● **TO DO**: The reply must consist of one number: how many lines of the data include the word "frame".

EXTRACTED ENTRIES Start Marker

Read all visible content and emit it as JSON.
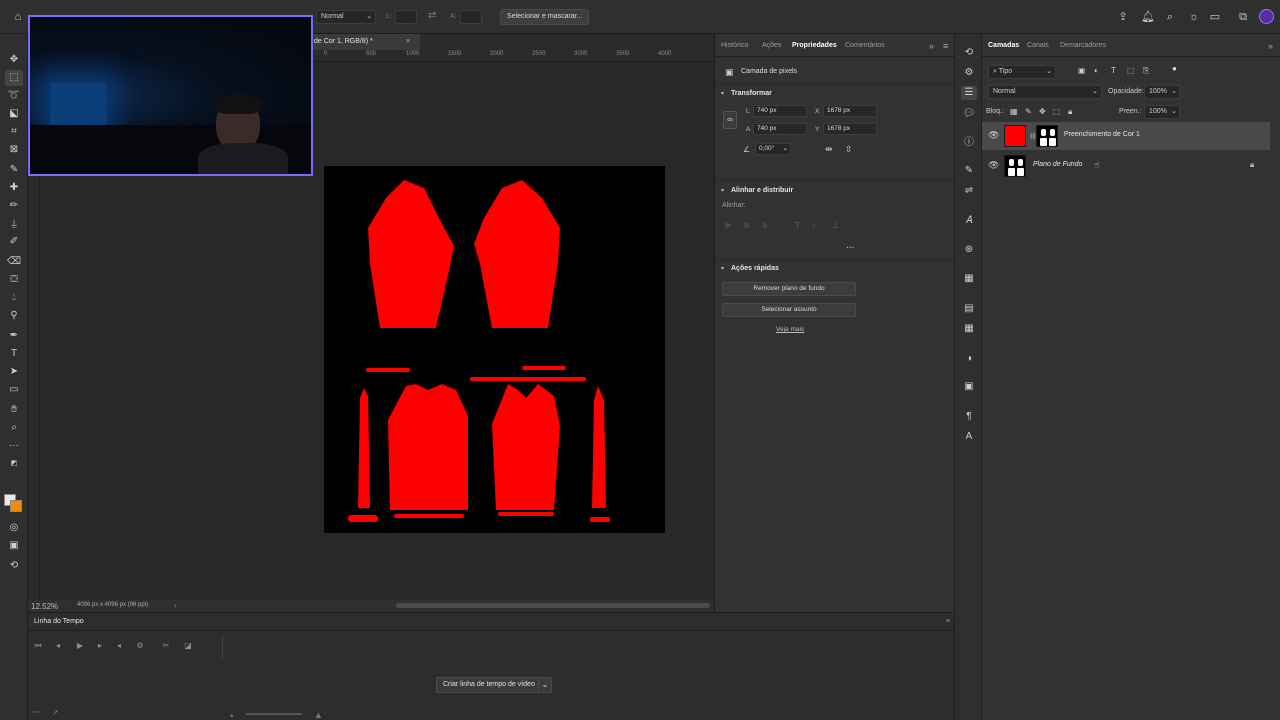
{
  "app": {
    "accent_red": "#ff0000",
    "canvas_bg": "#000000"
  },
  "top_bar": {
    "blend_mode": "Normal",
    "width_label": "L:",
    "height_label": "A:",
    "select_mask_button": "Selecionar e mascarar...",
    "icons": [
      "home-icon",
      "share-icon",
      "bell-icon",
      "search-icon",
      "lightbulb-icon",
      "workspace-icon",
      "window-icon",
      "avatar"
    ]
  },
  "document": {
    "tab_title": "de Cor 1, RGB/8) *",
    "close_glyph": "×",
    "ruler_ticks": [
      "0",
      "500",
      "1000",
      "1500",
      "2000",
      "2500",
      "3000",
      "3500",
      "4000"
    ],
    "zoom": "12.52%",
    "doc_info": "4096 px x 4096 px (96 ppi)"
  },
  "timeline": {
    "tab": "Linha do Tempo",
    "create_button": "Criar linha de tempo de vídeo",
    "controls": [
      "first-frame-icon",
      "prev-frame-icon",
      "play-icon",
      "next-frame-icon",
      "audio-icon",
      "settings-icon",
      "cut-icon",
      "transition-icon"
    ]
  },
  "properties": {
    "tabs": [
      "Histórico",
      "Ações",
      "Propriedades",
      "Comentários"
    ],
    "active_tab": "Propriedades",
    "layer_type": "Camada de pixels",
    "transform": {
      "title": "Transformar",
      "w_label": "L",
      "w": "740 px",
      "h_label": "A",
      "h": "740 px",
      "x_label": "X",
      "x": "1678 px",
      "y_label": "Y",
      "y": "1678 px",
      "angle": "0,00°"
    },
    "align": {
      "title": "Alinhar e distribuir",
      "subtitle": "Alinhar:",
      "more": "..."
    },
    "quick_actions": {
      "title": "Ações rápidas",
      "remove_bg": "Remover plano de fundo",
      "select_subject": "Selecionar assunto",
      "learn_more": "Veja mais"
    }
  },
  "layers": {
    "tabs": [
      "Camadas",
      "Canais",
      "Demarcadores"
    ],
    "active_tab": "Camadas",
    "filter": "Tipo",
    "blend": "Normal",
    "opacity_label": "Opacidade:",
    "opacity": "100%",
    "lock_label": "Bloq.:",
    "fill_label": "Preen.:",
    "fill": "100%",
    "items": [
      {
        "name": "Preenchimento de Cor 1",
        "selected": true,
        "color": "#ff0000"
      },
      {
        "name": "Plano de Fundo",
        "selected": false,
        "locked": true
      }
    ]
  }
}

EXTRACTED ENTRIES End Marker

● **RESPONSE AREA**: 3